The group of six postgraduate LSE students aim to raise £10,000 which will be used to acheive their goal of providing menstrual hygiene kits for 1400 women and girls in the Maiduguri camp.
Find out more about the campaign on the website and the GoGetFunding page.
Apply to attend the 2017 LSE-UCT July School
The fifth LSE-UCT July School will take place from 17-28 July 2017 in Cape Town, South Africa.
This innovative and prestigious two-week ‘summer school’ style programme provides the highest calibre students, graduates and professionals from across the globe with an exciting opportunity to study important social science issues relevant to Africa today across subject areas as diverse as international relations, economics, management, government, geography, law, media and social policy.
Find out how to apply for the 2017 LSE/UCT July School
Women Leaders on Global Stage: lessons for Africa
To commemorate International Women’s Day 2017, the Firoz Lalji Centre for Africa gathered three notable women, Fadumo Dayib, Nemata Majeks-Walker and Joice Mujuru, at LSE on Tuesday 7 March to share their personal challenges and successes in securing political office and campaigning to increase women’s representation in government.
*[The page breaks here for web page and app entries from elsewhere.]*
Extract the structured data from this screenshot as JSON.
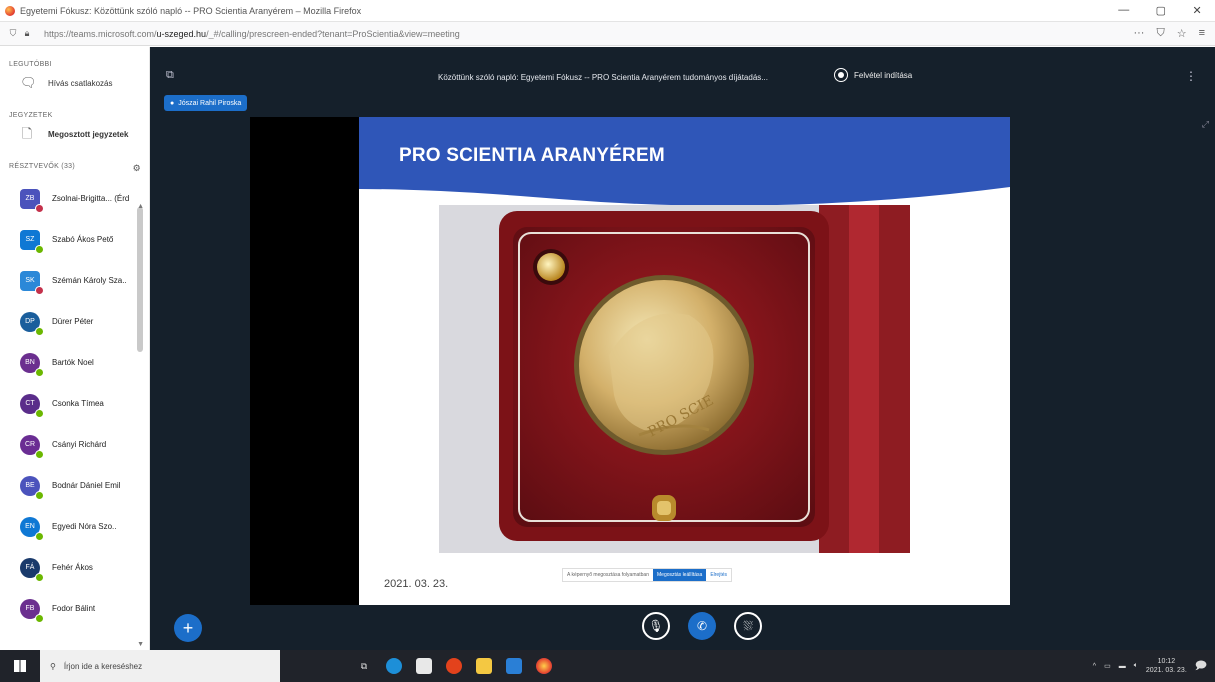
{
  "browser": {
    "title": "Egyetemi Fókusz: Közöttünk szóló napló -- PRO Scientia Aranyérem – Mozilla Firefox",
    "controls": [
      "—",
      "▢",
      "✕"
    ],
    "url_prefix": "https://teams.microsoft.com/",
    "url_host": "u-szeged.hu",
    "url_rest": "/_#/calling/prescreen-ended?tenant=ProScientia&view=meeting"
  },
  "sidebar": {
    "section1": "LEGUTÓBBI",
    "item1": "Hívás csatlakozás",
    "section2": "JEGYZETEK",
    "item2": "Megosztott jegyzetek",
    "section3": "RÉSZTVEVŐK (33)",
    "participants": [
      {
        "initials": "ZB",
        "name": "Zsolnai-Brigitta... (Érd",
        "color": "#4b53bc",
        "status": "#c4314b",
        "round": false
      },
      {
        "initials": "SZ",
        "name": "Szabó Ákos Pető",
        "color": "#0f78d4",
        "status": "#6bb700",
        "round": false
      },
      {
        "initials": "SK",
        "name": "Szémán Károly Sza..",
        "color": "#2b88d8",
        "status": "#c4314b",
        "round": false
      },
      {
        "initials": "DP",
        "name": "Dürer Péter",
        "color": "#1a5e9c",
        "status": "#6bb700",
        "round": true
      },
      {
        "initials": "BN",
        "name": "Bartók Noel",
        "color": "#6b2f8f",
        "status": "#6bb700",
        "round": true
      },
      {
        "initials": "CT",
        "name": "Csonka Tímea",
        "color": "#5a2d8a",
        "status": "#6bb700",
        "round": true
      },
      {
        "initials": "CR",
        "name": "Csányi Richárd",
        "color": "#6a2d93",
        "status": "#6bb700",
        "round": true
      },
      {
        "initials": "BE",
        "name": "Bodnár Dániel Emil",
        "color": "#4b53bc",
        "status": "#6bb700",
        "round": true
      },
      {
        "initials": "EN",
        "name": "Egyedi Nóra Szo..",
        "color": "#0f78d4",
        "status": "#6bb700",
        "round": true
      },
      {
        "initials": "FÁ",
        "name": "Fehér Ákos",
        "color": "#1a3a6b",
        "status": "#6bb700",
        "round": true
      },
      {
        "initials": "FB",
        "name": "Fodor Bálint",
        "color": "#6b2f8f",
        "status": "#6bb700",
        "round": true
      }
    ]
  },
  "meeting": {
    "title": "Közöttünk szóló napló: Egyetemi Fókusz -- PRO Scientia Aranyérem tudományos díjátadás...",
    "record_label": "Felvétel indítása",
    "presenter": "Jószai Rahil Piroska",
    "slide_title": "PRO SCIENTIA ARANYÉREM",
    "slide_date": "2021. 03. 23.",
    "share_text": "A képernyő megosztása folyamatban",
    "share_stop": "Megosztás leállítása",
    "share_hide": "Elrejtés",
    "add": "+"
  },
  "taskbar": {
    "search_placeholder": "Írjon ide a kereséshez",
    "time": "10:12",
    "date": "2021. 03. 23."
  },
  "colors": {
    "accent": "#1c6ec9",
    "meeting_bg": "#15202b",
    "slide_banner": "#2f56b8"
  }
}
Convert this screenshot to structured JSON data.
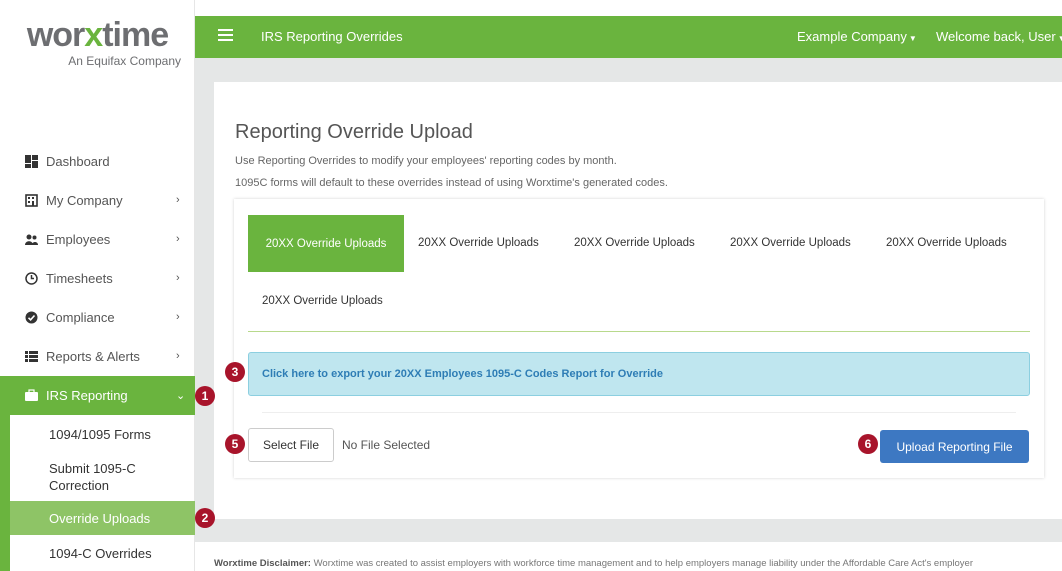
{
  "brand": {
    "logo_part1": "wor",
    "logo_x": "x",
    "logo_part2": "time",
    "subtitle": "An Equifax Company",
    "accent_color": "#6ab43e"
  },
  "sidebar": {
    "items": [
      {
        "label": "Dashboard",
        "icon": "dashboard-icon"
      },
      {
        "label": "My Company",
        "icon": "building-icon",
        "has_children": true
      },
      {
        "label": "Employees",
        "icon": "users-icon",
        "has_children": true
      },
      {
        "label": "Timesheets",
        "icon": "clock-icon",
        "has_children": true
      },
      {
        "label": "Compliance",
        "icon": "check-circle-icon",
        "has_children": true
      },
      {
        "label": "Reports & Alerts",
        "icon": "list-icon",
        "has_children": true
      },
      {
        "label": "IRS Reporting",
        "icon": "briefcase-icon",
        "expanded": true,
        "active": true
      }
    ],
    "sub_items": [
      {
        "label": "1094/1095 Forms"
      },
      {
        "label": "Submit 1095-C Correction"
      },
      {
        "label": "Override Uploads",
        "active": true
      },
      {
        "label": "1094-C Overrides"
      }
    ]
  },
  "header": {
    "title": "IRS Reporting Overrides",
    "company": "Example Company",
    "welcome": "Welcome back, User"
  },
  "main": {
    "heading": "Reporting Override Upload",
    "description_line1": "Use Reporting Overrides to modify your employees' reporting codes by month.",
    "description_line2": "1095C forms will default to these overrides instead of using Worxtime's generated codes.",
    "tabs": [
      {
        "label": "20XX Override Uploads",
        "active": true
      },
      {
        "label": "20XX Override Uploads"
      },
      {
        "label": "20XX Override Uploads"
      },
      {
        "label": "20XX Override Uploads"
      },
      {
        "label": "20XX Override Uploads"
      },
      {
        "label": "20XX Override Uploads"
      }
    ],
    "export_link": "Click here to export your 20XX Employees 1095-C Codes Report for Override",
    "select_file_label": "Select File",
    "no_file_text": "No File Selected",
    "upload_label": "Upload Reporting File"
  },
  "markers": [
    "1",
    "2",
    "3",
    "5",
    "6"
  ],
  "footer": {
    "disclaimer_label": "Worxtime Disclaimer:",
    "disclaimer_text": "Worxtime was created to assist employers with workforce time management and to help employers manage liability under the Affordable Care Act's employer"
  }
}
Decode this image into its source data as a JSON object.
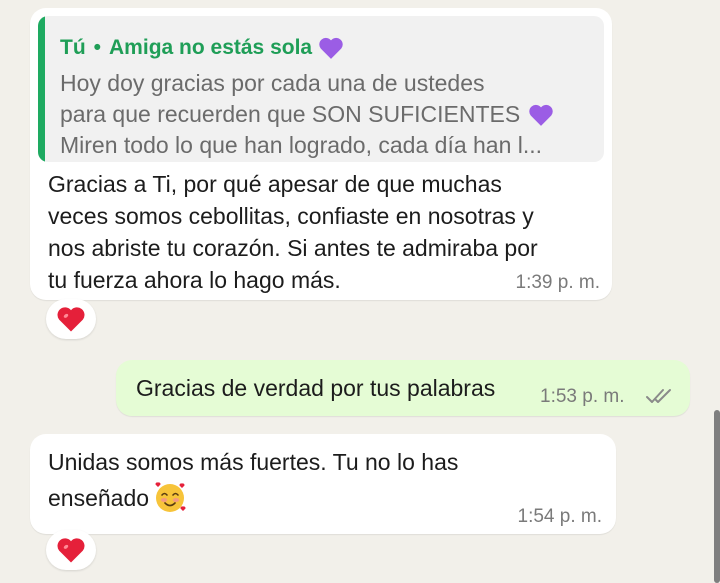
{
  "messages": [
    {
      "direction": "incoming",
      "quoted": {
        "author": "Tú",
        "separator": "•",
        "title": "Amiga no estás sola",
        "lines": [
          "Hoy doy gracias por cada una de ustedes",
          "para que recuerden que SON SUFICIENTES",
          "Miren todo lo que han logrado, cada día han l..."
        ]
      },
      "text_lines": [
        "Gracias a Ti, por qué apesar de que muchas",
        "veces somos cebollitas, confiaste en nosotras y",
        "nos abriste tu corazón. Si antes te admiraba por",
        "tu fuerza ahora lo hago más."
      ],
      "time": "1:39 p. m.",
      "reaction": "red-heart-icon"
    },
    {
      "direction": "outgoing",
      "text": "Gracias de verdad por tus palabras",
      "time": "1:53 p. m.",
      "status": "read-double-check-icon"
    },
    {
      "direction": "incoming",
      "text_lines": [
        "Unidas somos más fuertes. Tu no lo has",
        "enseñado"
      ],
      "emoji": "smiling-face-with-hearts-icon",
      "time": "1:54 p. m.",
      "reaction": "red-heart-icon"
    }
  ],
  "colors": {
    "background": "#f2f0ea",
    "incoming_bubble": "#ffffff",
    "outgoing_bubble": "#e5fcd5",
    "quote_accent": "#1eaa61",
    "read_ticks": "#8a8a8a",
    "heart": "#e5203a",
    "purple_heart": "#9b5de5"
  }
}
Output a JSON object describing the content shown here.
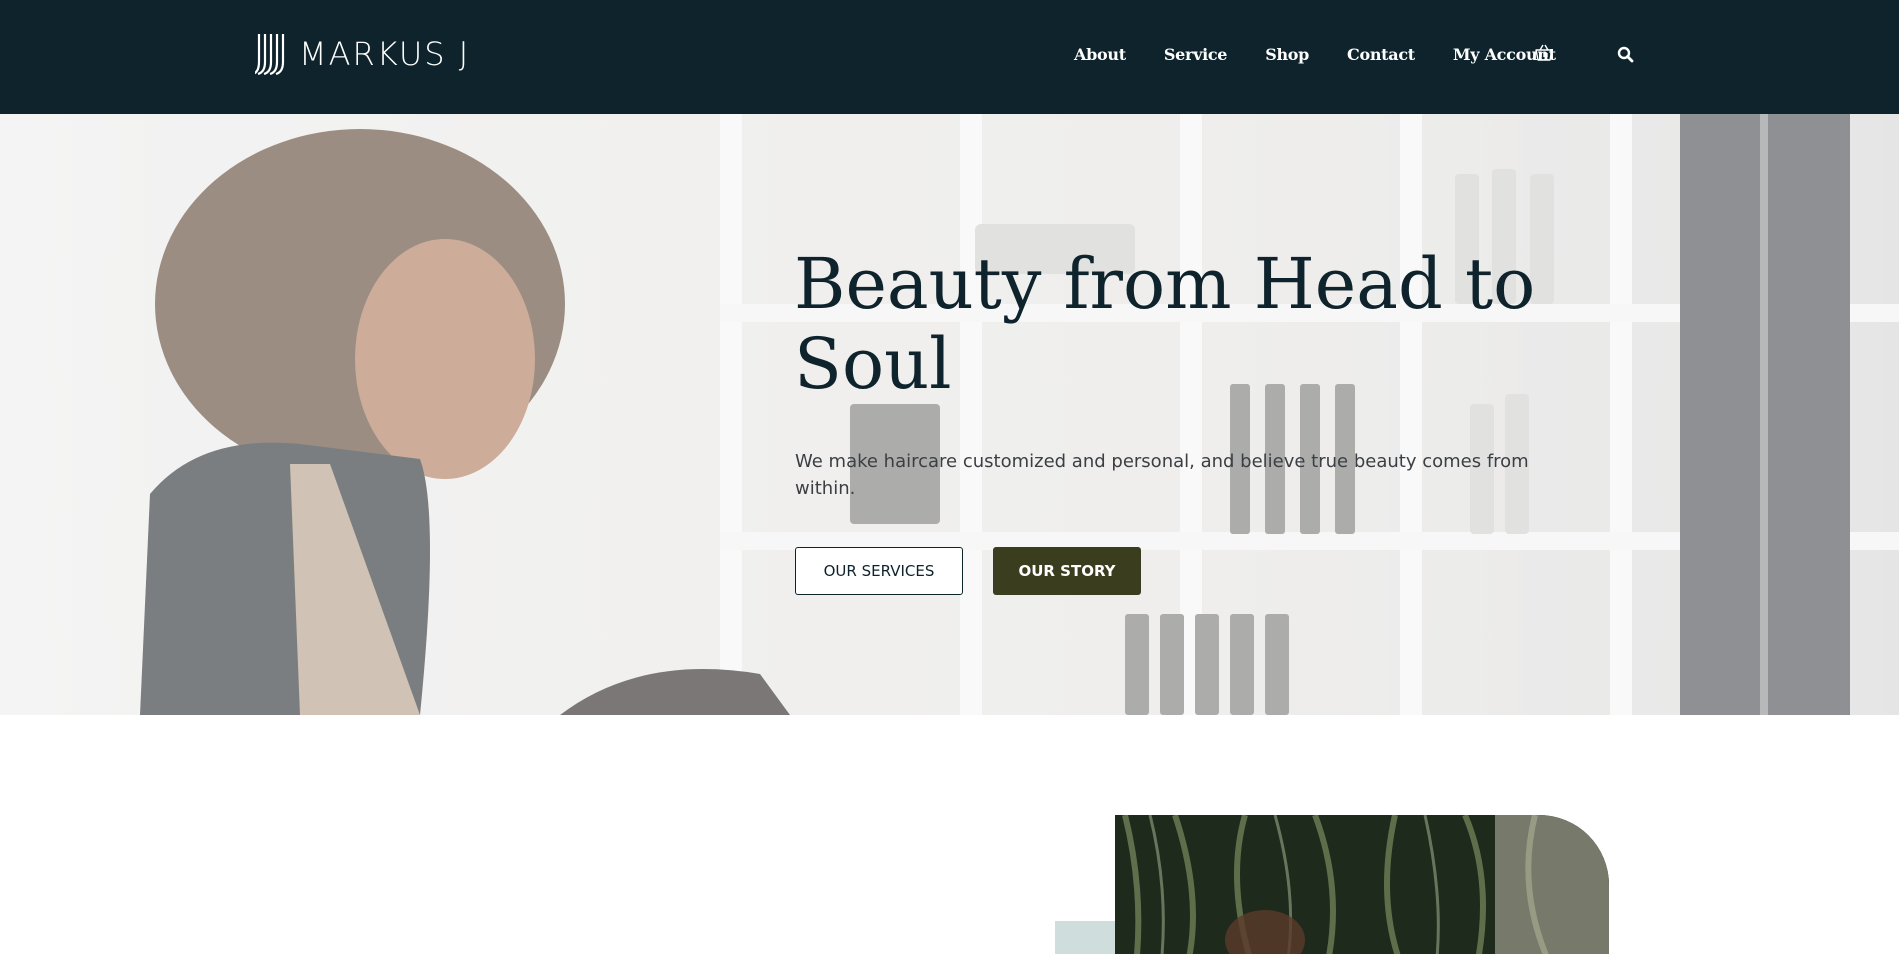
{
  "brand": {
    "name": "MARKUS J",
    "logo_icon": "stacked-lines-logo-icon"
  },
  "nav": {
    "items": [
      {
        "label": "About"
      },
      {
        "label": "Service"
      },
      {
        "label": "Shop"
      },
      {
        "label": "Contact"
      },
      {
        "label": "My Account"
      }
    ],
    "cart_icon": "basket-icon",
    "search_icon": "search-icon"
  },
  "hero": {
    "title": "Beauty from Head to Soul",
    "subtitle": "We make haircare customized and personal, and believe true beauty comes from within.",
    "primary_button": "OUR SERVICES",
    "secondary_button": "OUR STORY"
  },
  "colors": {
    "header_bg": "#0e232c",
    "title_text": "#0e232c",
    "accent_button": "#3a3e1e",
    "accent_block": "#cfdedd"
  }
}
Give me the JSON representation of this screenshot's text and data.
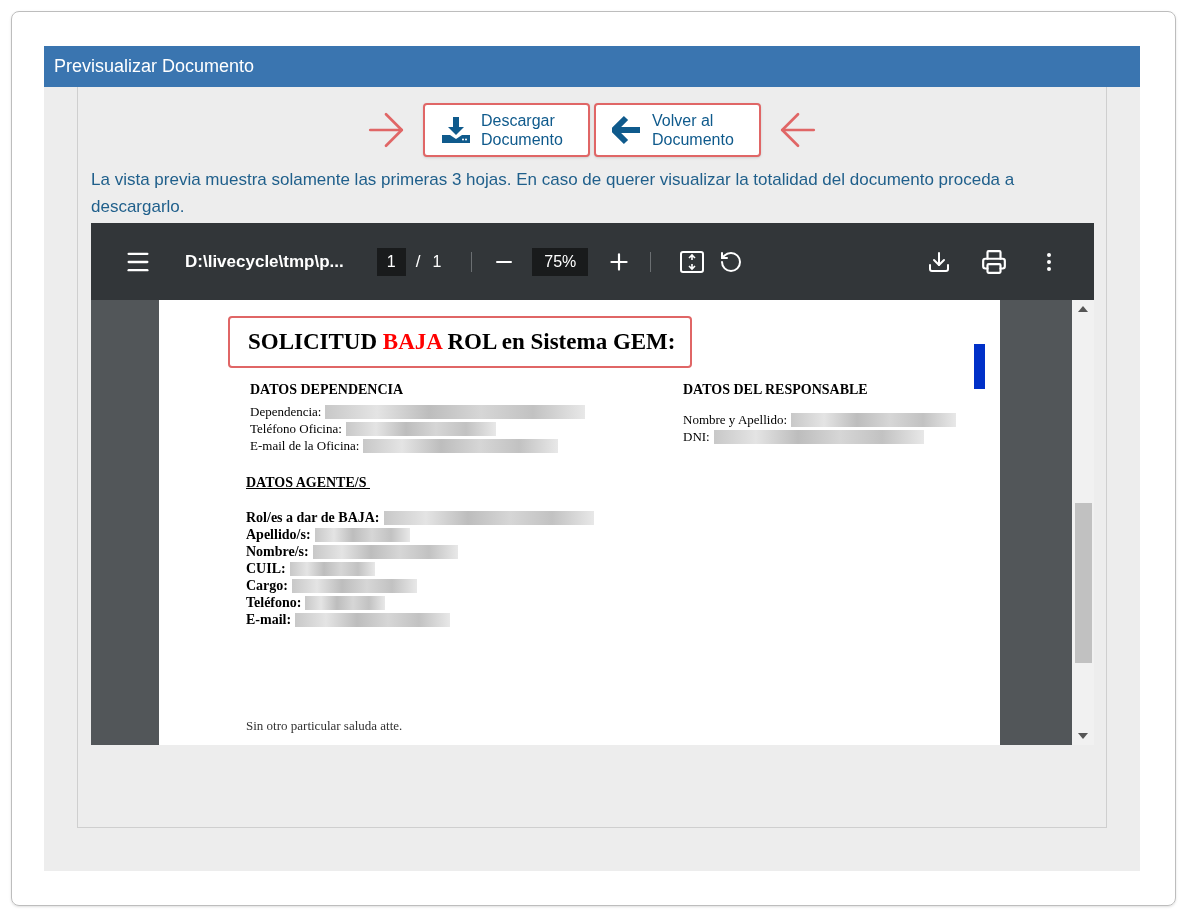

The following day, Dayib, Majeks-Walker and Mujuru had the opportunity to speak to an intimate audience at the UK Parliament at an event hosted by Maria Miller MP, Chair of the Women’s and Equalities Select Committee.
Watch the video of the event and discover how the event unfolded on social media with Storify
African Revolutions: From the streets to the written word
As part of the LSE Space for Thought Literary Festival 2017, the Firoz Lalji Centre for Africa held an event African Revolutions: From the streets to the written word which explored the impact of the Arab Spring on the literature of the region.
Yasmine El Rashidi, Samar Samir Mezghanni and Nii Ayikwei Parkes shared personal reflections on how the popular revolutions in North Africa since 2011 continue to inspire their work and those of their colleagues.
Listen to a podcast of this event
Professor Tim Allen Gives Evidence at The Hague
Professor Tim Allen, Director of the Firoz Lalji Centre for Africa and head of the Department for International Development at LSE, was the first witness of the prosecution at the ongoing trial of the former Lord's Resistance Army (LRA) leader Dominic Ongwen at the Hague on 16 and 17 January 2017.
The LRA sprung up in Uganda in the 1980s when Professor Allen, then a young academic, was living and conducting research in Uganda. In his testimony, he explained the origins of the LRA and gave some insight into how the LRA leader Joseph Kony inducted junior recruits into his army.